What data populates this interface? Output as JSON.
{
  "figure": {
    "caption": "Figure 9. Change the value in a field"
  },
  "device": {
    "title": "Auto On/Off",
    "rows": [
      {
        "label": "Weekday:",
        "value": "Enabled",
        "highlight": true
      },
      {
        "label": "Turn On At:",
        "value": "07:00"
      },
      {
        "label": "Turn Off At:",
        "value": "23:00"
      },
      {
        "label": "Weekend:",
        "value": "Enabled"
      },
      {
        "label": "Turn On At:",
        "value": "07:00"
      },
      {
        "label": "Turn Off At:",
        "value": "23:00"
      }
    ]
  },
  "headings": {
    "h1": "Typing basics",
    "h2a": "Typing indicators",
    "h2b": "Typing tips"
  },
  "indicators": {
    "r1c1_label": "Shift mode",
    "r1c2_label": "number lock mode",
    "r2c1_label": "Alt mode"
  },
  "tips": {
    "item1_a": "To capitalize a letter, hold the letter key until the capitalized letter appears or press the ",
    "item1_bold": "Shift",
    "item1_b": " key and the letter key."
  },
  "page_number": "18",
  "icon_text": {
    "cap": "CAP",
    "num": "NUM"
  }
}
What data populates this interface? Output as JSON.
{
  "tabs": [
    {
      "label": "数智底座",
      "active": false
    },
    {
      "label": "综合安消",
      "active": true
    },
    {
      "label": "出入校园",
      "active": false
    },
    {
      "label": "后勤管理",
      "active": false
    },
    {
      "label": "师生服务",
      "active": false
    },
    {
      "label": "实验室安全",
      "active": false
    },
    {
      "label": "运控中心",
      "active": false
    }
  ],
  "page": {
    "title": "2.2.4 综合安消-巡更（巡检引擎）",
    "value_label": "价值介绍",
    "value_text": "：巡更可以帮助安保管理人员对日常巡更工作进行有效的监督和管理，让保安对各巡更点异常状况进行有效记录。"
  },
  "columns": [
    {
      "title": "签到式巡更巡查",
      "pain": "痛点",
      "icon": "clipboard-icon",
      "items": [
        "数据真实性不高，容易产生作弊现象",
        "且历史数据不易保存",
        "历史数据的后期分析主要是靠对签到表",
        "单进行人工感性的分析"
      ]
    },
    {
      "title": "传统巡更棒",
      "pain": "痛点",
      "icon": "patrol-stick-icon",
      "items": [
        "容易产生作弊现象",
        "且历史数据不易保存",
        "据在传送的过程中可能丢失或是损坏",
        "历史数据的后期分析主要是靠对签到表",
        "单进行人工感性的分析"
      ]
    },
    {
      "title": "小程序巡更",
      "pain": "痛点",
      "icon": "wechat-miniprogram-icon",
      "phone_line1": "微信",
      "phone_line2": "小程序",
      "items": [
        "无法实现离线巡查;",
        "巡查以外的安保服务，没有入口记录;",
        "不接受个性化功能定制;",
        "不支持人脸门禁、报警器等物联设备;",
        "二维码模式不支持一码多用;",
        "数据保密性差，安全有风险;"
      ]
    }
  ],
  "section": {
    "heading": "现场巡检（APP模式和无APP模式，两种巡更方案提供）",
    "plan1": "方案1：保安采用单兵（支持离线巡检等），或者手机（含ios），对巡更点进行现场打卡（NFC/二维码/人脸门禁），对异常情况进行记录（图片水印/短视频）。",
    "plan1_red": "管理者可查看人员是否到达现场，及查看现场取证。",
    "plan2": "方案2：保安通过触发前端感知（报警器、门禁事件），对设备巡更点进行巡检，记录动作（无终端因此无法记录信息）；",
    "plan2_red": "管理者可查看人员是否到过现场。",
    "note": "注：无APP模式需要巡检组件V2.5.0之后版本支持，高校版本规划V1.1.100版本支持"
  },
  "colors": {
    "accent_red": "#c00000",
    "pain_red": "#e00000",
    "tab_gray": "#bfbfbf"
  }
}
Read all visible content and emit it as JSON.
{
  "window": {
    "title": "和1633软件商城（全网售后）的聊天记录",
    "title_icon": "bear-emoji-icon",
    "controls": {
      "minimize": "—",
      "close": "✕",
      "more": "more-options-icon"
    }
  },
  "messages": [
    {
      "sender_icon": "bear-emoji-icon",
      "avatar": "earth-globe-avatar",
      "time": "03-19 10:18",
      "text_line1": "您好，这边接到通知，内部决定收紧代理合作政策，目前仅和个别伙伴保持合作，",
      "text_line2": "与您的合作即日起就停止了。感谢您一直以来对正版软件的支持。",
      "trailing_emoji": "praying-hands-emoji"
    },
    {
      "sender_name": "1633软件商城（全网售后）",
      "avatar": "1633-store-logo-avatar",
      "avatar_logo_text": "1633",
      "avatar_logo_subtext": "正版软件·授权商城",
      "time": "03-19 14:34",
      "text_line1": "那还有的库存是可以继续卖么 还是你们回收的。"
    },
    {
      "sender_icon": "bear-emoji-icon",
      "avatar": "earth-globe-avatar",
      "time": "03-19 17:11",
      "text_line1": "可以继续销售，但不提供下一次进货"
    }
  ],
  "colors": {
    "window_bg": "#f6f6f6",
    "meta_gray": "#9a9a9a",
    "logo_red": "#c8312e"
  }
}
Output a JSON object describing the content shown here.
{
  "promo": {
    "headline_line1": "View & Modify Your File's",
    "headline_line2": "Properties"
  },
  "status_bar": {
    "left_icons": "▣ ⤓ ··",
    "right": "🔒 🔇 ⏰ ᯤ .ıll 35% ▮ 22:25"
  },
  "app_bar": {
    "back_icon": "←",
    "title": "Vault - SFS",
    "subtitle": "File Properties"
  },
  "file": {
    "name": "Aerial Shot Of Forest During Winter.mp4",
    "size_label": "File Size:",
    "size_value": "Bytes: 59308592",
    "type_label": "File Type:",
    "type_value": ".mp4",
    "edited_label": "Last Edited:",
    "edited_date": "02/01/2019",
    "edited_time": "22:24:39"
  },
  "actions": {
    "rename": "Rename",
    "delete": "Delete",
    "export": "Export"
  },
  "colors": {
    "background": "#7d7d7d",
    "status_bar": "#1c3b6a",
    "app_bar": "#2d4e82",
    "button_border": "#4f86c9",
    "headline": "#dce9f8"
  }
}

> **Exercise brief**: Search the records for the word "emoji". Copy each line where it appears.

> **Response area**:
    "title_icon": "bear-emoji-icon",
      "sender_icon": "bear-emoji-icon",
      "trailing_emoji": "praying-hands-emoji"
      "sender_icon": "bear-emoji-icon",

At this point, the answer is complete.